Congress: We now have the documents via corruption, abuse of power in Trump probe
Congress may already be in possession of documents incriminating Trump, his family, and his top campaign officials.
In a statement released Monday, Rep. Jerry Nadler (D-NY), chair of the House Judiciary Committee, said Congress now has tens of thousands of documents related to their investigation into public corruption, obstruction of justice, and abuse of power by Trump.
And this is just the beginning.
In early March, Nadler requested information from 81 individuals and entities as part of a broad investigation into Trump. At the time, Nadler criticized Republicans for their failure over the past two years to "conduct responsible oversight," adding, "Congress must provide a check on abuses of power."
The committee said that they have heard back from "a large number of recipients," and that many "have either sent or agreed to send documents" to the committee. In an MSNBC interview Monday evening, Nadler said that Trump's former campaign chair and White House chief of staff Steve Bannon turned over thousands of pages of documents to the committee.
For legal reasons, some recipients of the letter requested a subpoena from the committee before they are able to comply and send even more information to Nadler and his team.
"I am encouraged by the responses we have received since sending these initial letters two weeks ago," Nadler said in a statement. "It is my hope that we will receive cooperation from the remainder of the list, and will be working to find an appropriate accommodation with any individual who may be reluctant to cooperate with our investigation."
While many entities are cooperating with the investigation, Politicoreports that Trump's personal lawyers are stonewalling Nadler's request. But Nadler is not backing down.
"Ultimately, people have to respond to us," Nadler told MSNBC, noting that in rare cases a president will invoke executive privilege. "They have no immunity," he said, adding, "they have to respond to us."
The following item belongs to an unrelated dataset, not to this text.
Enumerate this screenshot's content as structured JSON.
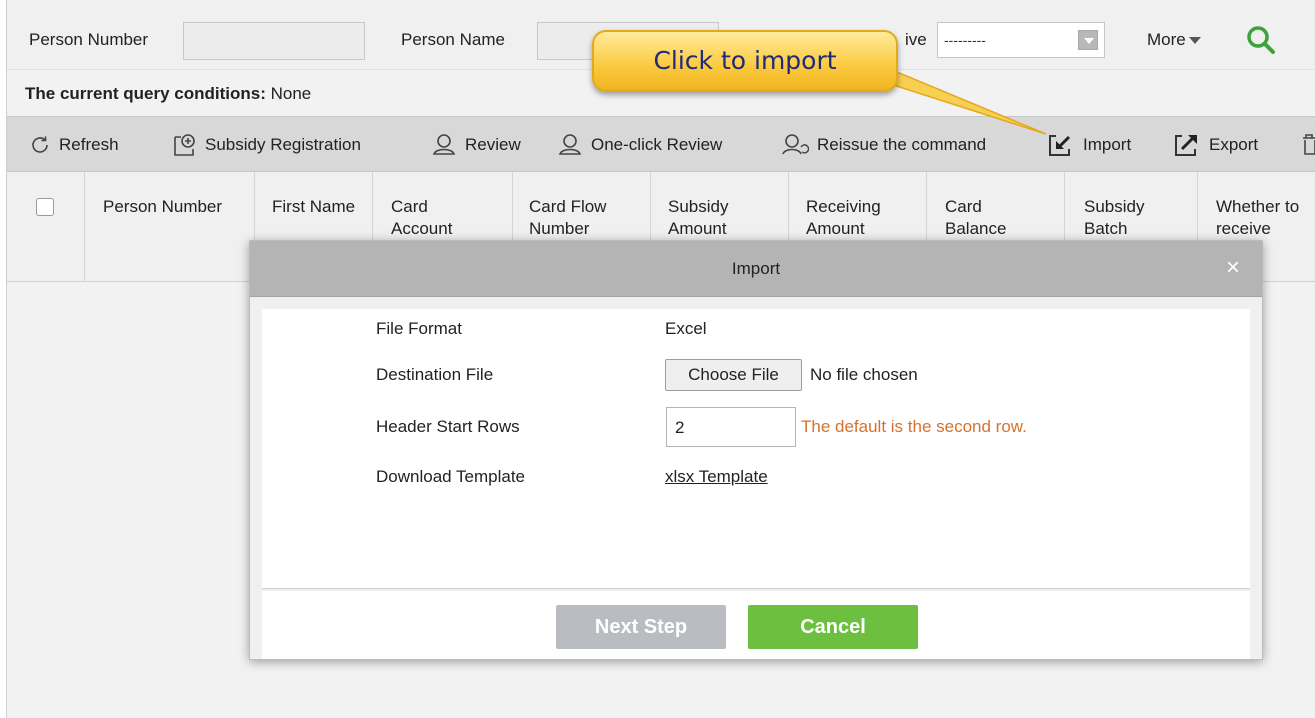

After two years of complicit cover-ups by the GOP-controlled Congress, voters in 2018 demanded a new majority that would hold Trump and his administration accountable. With tens of thousands of documents, Nadler is heeding the will of voters and showing what true oversight looks like.
Published with permission of The American Independent. Attribution: Dan Desai Martin.